| WHAT TO PRODUCE |
In the entries below, find each line with the word "shopping" and pull it out.

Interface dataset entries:
-=-=-
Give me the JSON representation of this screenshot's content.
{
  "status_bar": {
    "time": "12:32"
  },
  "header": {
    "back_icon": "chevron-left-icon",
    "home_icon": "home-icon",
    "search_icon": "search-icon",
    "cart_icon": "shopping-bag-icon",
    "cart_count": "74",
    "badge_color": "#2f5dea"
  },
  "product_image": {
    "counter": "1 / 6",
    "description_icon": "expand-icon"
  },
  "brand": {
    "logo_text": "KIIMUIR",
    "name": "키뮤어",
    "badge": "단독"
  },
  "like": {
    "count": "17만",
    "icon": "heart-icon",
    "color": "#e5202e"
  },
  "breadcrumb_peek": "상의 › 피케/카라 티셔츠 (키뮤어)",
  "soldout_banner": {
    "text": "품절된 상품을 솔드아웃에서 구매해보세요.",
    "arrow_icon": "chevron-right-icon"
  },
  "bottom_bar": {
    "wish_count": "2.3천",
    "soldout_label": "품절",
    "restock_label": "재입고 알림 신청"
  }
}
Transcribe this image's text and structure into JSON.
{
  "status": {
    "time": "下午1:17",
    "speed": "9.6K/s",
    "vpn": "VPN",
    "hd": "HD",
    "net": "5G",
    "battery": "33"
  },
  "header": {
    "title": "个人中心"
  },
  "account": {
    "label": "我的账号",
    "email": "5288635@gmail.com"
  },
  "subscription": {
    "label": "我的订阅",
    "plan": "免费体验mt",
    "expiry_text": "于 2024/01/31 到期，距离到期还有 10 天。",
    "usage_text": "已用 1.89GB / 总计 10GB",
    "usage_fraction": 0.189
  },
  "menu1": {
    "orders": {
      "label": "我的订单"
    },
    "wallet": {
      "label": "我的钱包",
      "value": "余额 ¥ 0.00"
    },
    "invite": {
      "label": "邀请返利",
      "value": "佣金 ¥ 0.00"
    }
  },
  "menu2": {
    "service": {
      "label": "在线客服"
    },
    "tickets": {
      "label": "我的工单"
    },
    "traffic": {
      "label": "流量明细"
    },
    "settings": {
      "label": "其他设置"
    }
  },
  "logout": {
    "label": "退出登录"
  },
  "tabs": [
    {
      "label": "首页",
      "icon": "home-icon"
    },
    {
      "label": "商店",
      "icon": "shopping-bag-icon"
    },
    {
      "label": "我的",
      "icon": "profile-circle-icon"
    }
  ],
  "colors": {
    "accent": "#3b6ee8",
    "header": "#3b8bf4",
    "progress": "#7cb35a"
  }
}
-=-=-
| RESULT FOR THIS TASK |
    "cart_icon": "shopping-bag-icon",
      "icon": "shopping-bag-icon"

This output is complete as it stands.